we ended up with a few inches of wet snow last night that all melted for the most part throughout the day. i kept myself busy indoors, catching up on some shows (homeland, old NBC sitcom teachers), fixing myself another turkey sandwich for lunch.

i went out just once for a 4:00 neighborhood meeting about the elm tree. it was cold, wet, and near dark, but i had a hot mug of tea to help me stay warm. an arborist came to give us his opinion. he was all dressed up - not for us - but because he had to go to a funeral afterwards (the euphemism he used was "i'm going to go say good bye to a friend" - which i didn't get at first, but kate caught his meaning right away). everyone was present except for steve (paul was his surrogate) and franz's upstairs neighbors (who kept the condo as a rental when they relocated to california). when the arborist left, we continued the meeting at renee's place, where she provided snacks (cheese, crackers, apple cider). it was typical cantabrigian decision making, a lot of talking by committee but no real decision. i could care less about the tree since 1) even if it falls it wouldn't affect me and 2) after paying my share of the roof repair i'm kind of reluctant to spent anymore money.

my kaufman field guide to nature of new england (2012) arrived today. the field guide i use the most often is my audubon society field guide to new england (1998, first edition). it's useful in that it covers pretty much everything: rocks, weather, stars, birds, flowers, mushrooms, insects, fish, plants, trees, and animals. it's the only guide you need and up until now nobody's created anything similar. so when i learned that kaufman was coming out with a similar new england field guide, i was immediately interested. i'm familiar with kaufman's work, and his bird of north america guide (2000, first edition) is the bird identification book i use the most (with the sibley as an additional reference).

the kaufman guide is a much better version of the audubon guide. it's like they took everything from audubon and improved on it. the audubon touts 1300 photos; the kaufman lists at more than 2000 photos. the kaufman style (for those who don't know) is a digital cutout of the subject, to remove the sometimes distracting background. the only thing lacking in the kaufman is a weak weather section (only 2 photos of clouds, everything else a lengthy text write-up; audubon has more clouds images and informative weather diagrams). the kaufman tree section doesn't include silhouettes of the trees like the audubon guide so you can't use a tree's shape for identification. the kaufman also doesn't have a recommended list of parks and reservations in the new england area (the audubon does). all in all, i still think the kaufman guide is better. if the job of a general field guide is for identification purposes, kaufman wins because it's more comprehensive.

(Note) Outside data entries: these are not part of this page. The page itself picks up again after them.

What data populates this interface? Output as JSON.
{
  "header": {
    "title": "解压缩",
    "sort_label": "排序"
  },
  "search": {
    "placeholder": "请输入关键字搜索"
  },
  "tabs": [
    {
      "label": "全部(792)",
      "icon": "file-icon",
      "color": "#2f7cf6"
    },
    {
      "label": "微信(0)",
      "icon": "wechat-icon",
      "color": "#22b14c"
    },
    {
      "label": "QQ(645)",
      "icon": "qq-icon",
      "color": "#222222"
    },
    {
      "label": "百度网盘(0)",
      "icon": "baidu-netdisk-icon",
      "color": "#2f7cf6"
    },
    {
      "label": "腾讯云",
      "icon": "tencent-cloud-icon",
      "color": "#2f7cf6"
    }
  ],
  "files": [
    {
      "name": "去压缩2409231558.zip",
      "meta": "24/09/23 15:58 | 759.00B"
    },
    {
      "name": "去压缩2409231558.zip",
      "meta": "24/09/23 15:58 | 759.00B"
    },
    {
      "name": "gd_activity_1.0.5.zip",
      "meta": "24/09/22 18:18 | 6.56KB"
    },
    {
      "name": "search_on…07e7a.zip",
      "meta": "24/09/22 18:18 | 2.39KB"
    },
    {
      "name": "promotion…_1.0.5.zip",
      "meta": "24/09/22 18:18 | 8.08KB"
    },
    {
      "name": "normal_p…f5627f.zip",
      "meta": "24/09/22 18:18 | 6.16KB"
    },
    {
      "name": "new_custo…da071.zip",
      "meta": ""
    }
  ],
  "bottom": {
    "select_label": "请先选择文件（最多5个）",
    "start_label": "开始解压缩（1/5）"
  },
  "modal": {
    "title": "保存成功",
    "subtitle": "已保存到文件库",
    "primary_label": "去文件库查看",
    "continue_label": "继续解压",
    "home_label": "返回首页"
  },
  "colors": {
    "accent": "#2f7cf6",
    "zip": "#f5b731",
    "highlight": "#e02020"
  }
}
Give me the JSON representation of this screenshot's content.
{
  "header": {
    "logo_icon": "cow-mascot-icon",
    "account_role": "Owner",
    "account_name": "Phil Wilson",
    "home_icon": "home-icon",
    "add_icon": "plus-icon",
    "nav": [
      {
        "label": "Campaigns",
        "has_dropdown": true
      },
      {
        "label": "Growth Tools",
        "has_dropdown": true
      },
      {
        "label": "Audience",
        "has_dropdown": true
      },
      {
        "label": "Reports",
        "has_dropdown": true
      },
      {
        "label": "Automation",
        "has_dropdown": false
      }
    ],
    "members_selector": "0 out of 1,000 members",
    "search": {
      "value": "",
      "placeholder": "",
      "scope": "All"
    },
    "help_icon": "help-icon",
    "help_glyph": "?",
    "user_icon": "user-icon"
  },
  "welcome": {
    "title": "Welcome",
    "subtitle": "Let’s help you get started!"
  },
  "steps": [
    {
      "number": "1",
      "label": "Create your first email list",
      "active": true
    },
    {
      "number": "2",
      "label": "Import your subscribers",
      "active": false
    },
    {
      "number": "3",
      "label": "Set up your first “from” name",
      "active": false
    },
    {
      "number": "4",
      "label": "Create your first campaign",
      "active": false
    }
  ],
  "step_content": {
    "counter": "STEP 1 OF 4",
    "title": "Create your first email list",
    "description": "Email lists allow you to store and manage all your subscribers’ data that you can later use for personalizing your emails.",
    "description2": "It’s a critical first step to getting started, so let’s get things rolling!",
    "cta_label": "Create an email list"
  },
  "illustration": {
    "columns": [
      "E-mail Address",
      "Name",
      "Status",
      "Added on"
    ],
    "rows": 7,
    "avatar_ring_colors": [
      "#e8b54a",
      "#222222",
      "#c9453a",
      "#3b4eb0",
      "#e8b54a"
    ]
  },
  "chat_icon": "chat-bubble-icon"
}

thumbing through the new field guide did make me yearn for some naturing. unfortunately at this time of the year, there isn't a lot of naturing to be had. migrating birds are long gone, the trees are bare of leaves, wildflowers have gone to seeds, and the only animals left are the few hardy ones that live in new england year round. all i can do is wait for next spring, use the winter to refamiliarize myself with the native flora and fauna with the help of this new guide.

when i came back from my tree meeting i began the final steps of my no-knead bread. i took out the fermented dough (20 hours) and folded it together into a cheesecloth-covered pyrex dish for a second rise of 2 hours.

the dough did rise, but not nearly enough, so i knew right away this wouldn't be one of my best breads. it could either be because of the temperature (62°F inside the house), the humidity (it was still a lot of snow-melt outside), or the yeast (1+ years old). i could've also over-proofed the dough since i waited 20 hours. the best bread i ever made were in august, when the weather was warmer. the problem is when the weather is warm, i don't feel like eating bread. only when it gets cold do i start craving carbs, but unfortunately the temperature inside the house isn't optimal. i even tried to put the dough near the forced air vent, but it was too little too late. i could use one of my submersible aquarium heater and rise the dough in a warm water bath, but that seems overly complicated.

the final bread was okay given the circumstances. a nice rise in the middle, but the edges were a little flat. i shared some with drew, who immediately busted out a bit of leftover cheese. the bread was a little bland (not enough salt, i used kosher this time, not sure if it made any difference), but the cheese definitely made it better.

for dinner i finished the rest of my ricotta spinach pie.